The last conversation I had with a few ladies from church before I left was ‘Are you going to miss being a leader Lucy?’ and the response shocked me as it came out of my mouth… ‘I’m still a leader, I’m just not the leader of this church.’ And there it was! What Hannah and my husband, had seen in the beginning, God was taking me through a season of realising it’s ok to know ‘I am a leader’.

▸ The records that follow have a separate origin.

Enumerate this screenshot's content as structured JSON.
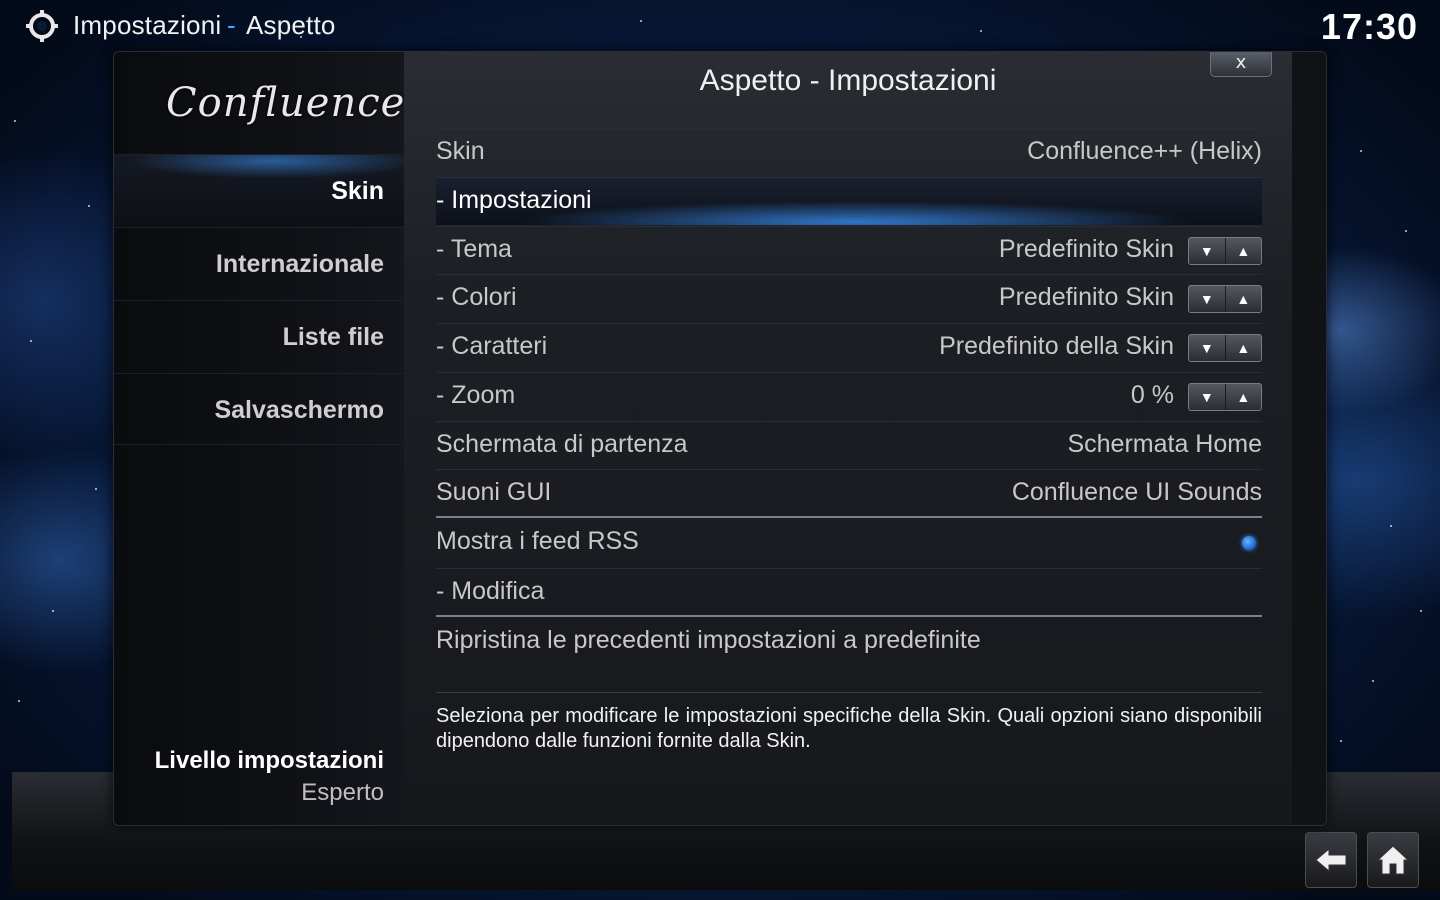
{
  "topbar": {
    "crumb_primary": "Impostazioni",
    "crumb_separator": "-",
    "crumb_secondary": "Aspetto",
    "clock": "17:30"
  },
  "sidebar": {
    "logo": "Confluence",
    "items": [
      {
        "label": "Skin",
        "active": true
      },
      {
        "label": "Internazionale",
        "active": false
      },
      {
        "label": "Liste file",
        "active": false
      },
      {
        "label": "Salvaschermo",
        "active": false
      }
    ],
    "level_label": "Livello impostazioni",
    "level_value": "Esperto"
  },
  "dialog": {
    "title": "Aspetto - Impostazioni",
    "close_label": "x"
  },
  "settings": {
    "rows": [
      {
        "label": "Skin",
        "value": "Confluence++ (Helix)"
      },
      {
        "label": "- Impostazioni",
        "value": ""
      },
      {
        "label": "- Tema",
        "value": "Predefinito Skin"
      },
      {
        "label": "- Colori",
        "value": "Predefinito Skin"
      },
      {
        "label": "- Caratteri",
        "value": "Predefinito della Skin"
      },
      {
        "label": "- Zoom",
        "value": "0 %"
      },
      {
        "label": "Schermata di partenza",
        "value": "Schermata Home"
      },
      {
        "label": "Suoni GUI",
        "value": "Confluence UI Sounds"
      },
      {
        "label": "Mostra i feed RSS",
        "value": ""
      },
      {
        "label": "- Modifica",
        "value": ""
      },
      {
        "label": "Ripristina le precedenti impostazioni a predefinite",
        "value": ""
      }
    ],
    "focused_row": "- Impostazioni",
    "rss_toggle_on": true
  },
  "spinner": {
    "down": "▼",
    "up": "▲"
  },
  "description": "Seleziona per modificare le impostazioni specifiche della Skin. Quali opzioni siano disponibili dipendono dalle funzioni fornite dalla Skin.",
  "nav": {
    "back_icon": "back-arrow-icon",
    "home_icon": "home-icon"
  },
  "colors": {
    "accent": "#3c96ff",
    "panel": "#16181c"
  }
}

To be fair, we all are…called to lead ourselves in our own personal growth with God and lead those around us (Matthew 28!). The journey of ‘becoming’ a leader never stops, the growth trajectory is always up…but it’s not a solo path! God puts us alongside people to champion us and encourage us – and for those people I am eternally grateful and I would not be where I am without them! We all have a choice: to celebrate and champion those people God has put around us, or to tear them down and discourage them…and for Hannah’s choice I’m eternally grateful!
I have found this such an interesting experience. I have met so many people who have asked Qs about how we have managed this. Lucy and I went away to a conference in January together, just us two. Most people that I told that I was here at this conference with the lady who was doing my maternity cover said variations of ‘oooh isn’t that awkward!?’. Yet the answer was actually a massive no! It was the most lovely time, we shared a room, prayed together, helped each other with talks, chatted family and challenges and church and future. It was mainly women, who have sought for this to be an awkward or challenging thing, and I guess it hasn’t been perfect the whole time, as I said earlier. We are humans after all. Yet I am proud of us, I am thankful to God and I am excited for how God will use us both in the future. It feels a shame for it to be seen as an awkward thing, or how we can create a stumbling block for welcoming female leaders. Yet I believe it can and does work. More than that, it needs too.

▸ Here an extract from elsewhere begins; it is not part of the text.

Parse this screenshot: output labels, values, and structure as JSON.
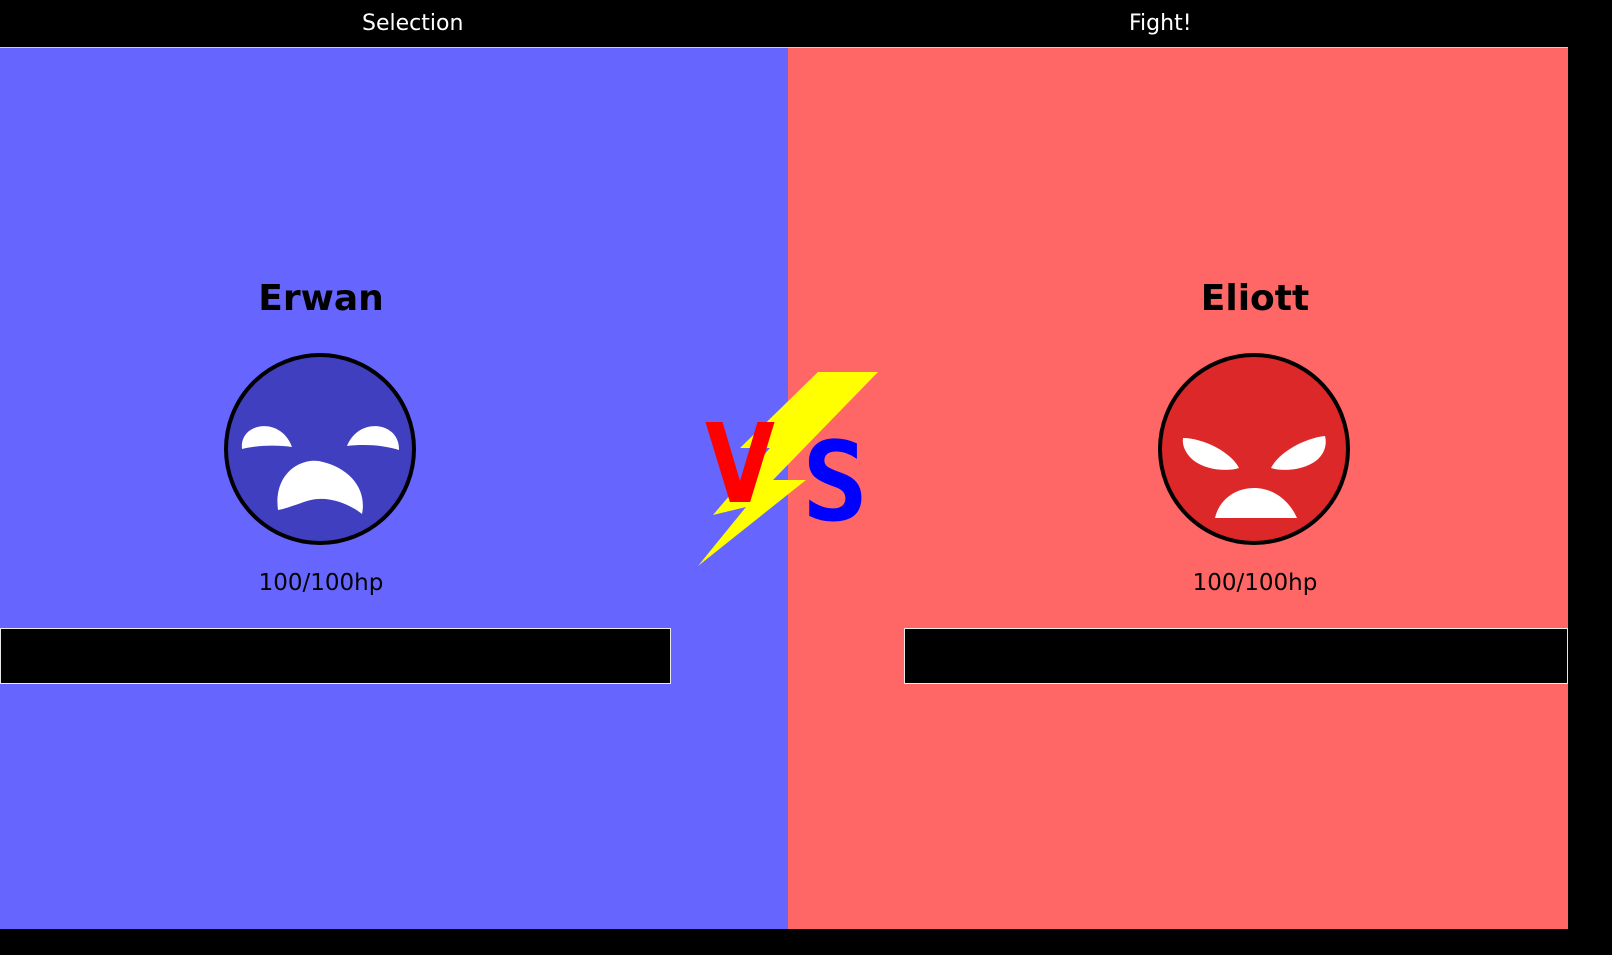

“So are you the ‘other woman’ or is she” – We are both the women, we are all His people and we need everyone in order to build His Kingdom.